### Records shown
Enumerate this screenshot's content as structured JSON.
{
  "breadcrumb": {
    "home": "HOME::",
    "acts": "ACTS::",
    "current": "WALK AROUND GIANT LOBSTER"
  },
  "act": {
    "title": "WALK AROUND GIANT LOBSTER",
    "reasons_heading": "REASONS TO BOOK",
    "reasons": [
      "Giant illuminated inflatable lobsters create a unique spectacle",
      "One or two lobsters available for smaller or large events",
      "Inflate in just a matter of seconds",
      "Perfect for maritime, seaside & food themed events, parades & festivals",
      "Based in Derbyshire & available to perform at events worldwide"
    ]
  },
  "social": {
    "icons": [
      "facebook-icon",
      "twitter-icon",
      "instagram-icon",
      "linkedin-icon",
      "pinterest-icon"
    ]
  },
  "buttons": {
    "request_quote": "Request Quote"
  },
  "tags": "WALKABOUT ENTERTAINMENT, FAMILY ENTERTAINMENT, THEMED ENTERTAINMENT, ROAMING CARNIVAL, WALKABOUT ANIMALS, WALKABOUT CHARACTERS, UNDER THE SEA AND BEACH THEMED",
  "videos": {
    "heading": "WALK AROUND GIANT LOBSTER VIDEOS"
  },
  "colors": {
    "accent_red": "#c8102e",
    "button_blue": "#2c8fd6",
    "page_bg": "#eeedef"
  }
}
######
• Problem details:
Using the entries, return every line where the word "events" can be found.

• Response area:
      "One or two lobsters available for smaller or large events",
      "Perfect for maritime, seaside & food themed events, parades & festivals",
      "Based in Derbyshire & available to perform at events worldwide"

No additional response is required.